- [ASSIGNMENT]: Whenever a line in the data holds the string "label", pull that line out.

((

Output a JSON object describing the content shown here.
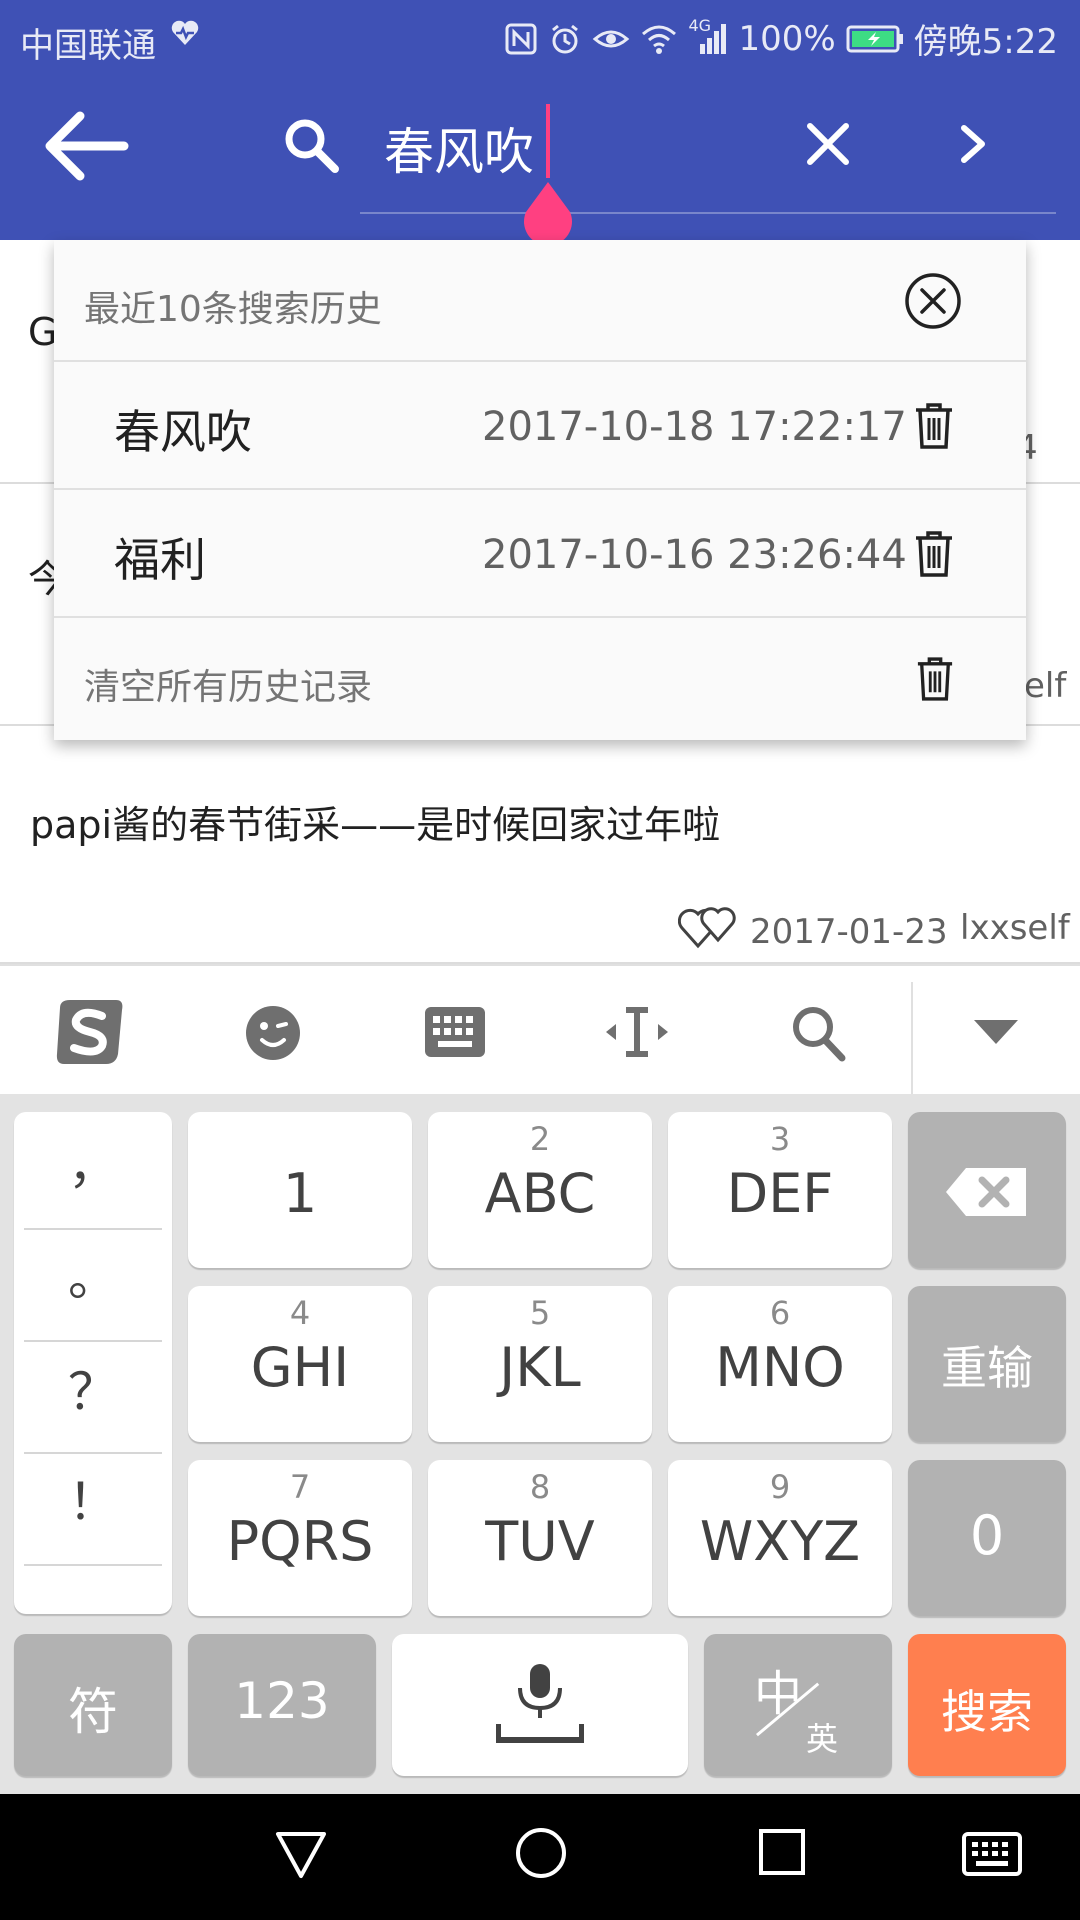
{
  "status_bar": {
    "carrier": "中国联通",
    "battery_percent": "100%",
    "time": "傍晚5:22",
    "network": "4G"
  },
  "search": {
    "query": "春风吹"
  },
  "results": [
    {
      "title": "G",
      "meta": "4"
    },
    {
      "title": "今",
      "meta": "elf"
    },
    {
      "title": "papi酱的春节街采——是时候回家过年啦",
      "date": "2017-01-23",
      "author": "lxxself"
    }
  ],
  "history": {
    "header": "最近10条搜索历史",
    "items": [
      {
        "term": "春风吹",
        "time": "2017-10-18 17:22:17"
      },
      {
        "term": "福利",
        "time": "2017-10-16 23:26:44"
      }
    ],
    "clear_all": "清空所有历史记录"
  },
  "keyboard": {
    "punctuation": [
      "，",
      "。",
      "？",
      "！"
    ],
    "keys": [
      {
        "num": "",
        "label": "1"
      },
      {
        "num": "2",
        "label": "ABC"
      },
      {
        "num": "3",
        "label": "DEF"
      },
      {
        "num": "4",
        "label": "GHI"
      },
      {
        "num": "5",
        "label": "JKL"
      },
      {
        "num": "6",
        "label": "MNO"
      },
      {
        "num": "7",
        "label": "PQRS"
      },
      {
        "num": "8",
        "label": "TUV"
      },
      {
        "num": "9",
        "label": "WXYZ"
      }
    ],
    "reenter": "重输",
    "zero": "0",
    "symbols": "符",
    "numbers": "123",
    "lang_zh": "中",
    "lang_en": "英",
    "search": "搜索"
  },
  "colors": {
    "primary": "#3f51b5",
    "accent": "#ff4081",
    "search_key": "#ff7f4f"
  }
}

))

- [EXERCISE OUTPUT]:
        "label": "1"
        "label": "ABC"
        "label": "DEF"
        "label": "GHI"
        "label": "JKL"
        "label": "MNO"
        "label": "PQRS"
        "label": "TUV"
        "label": "WXYZ"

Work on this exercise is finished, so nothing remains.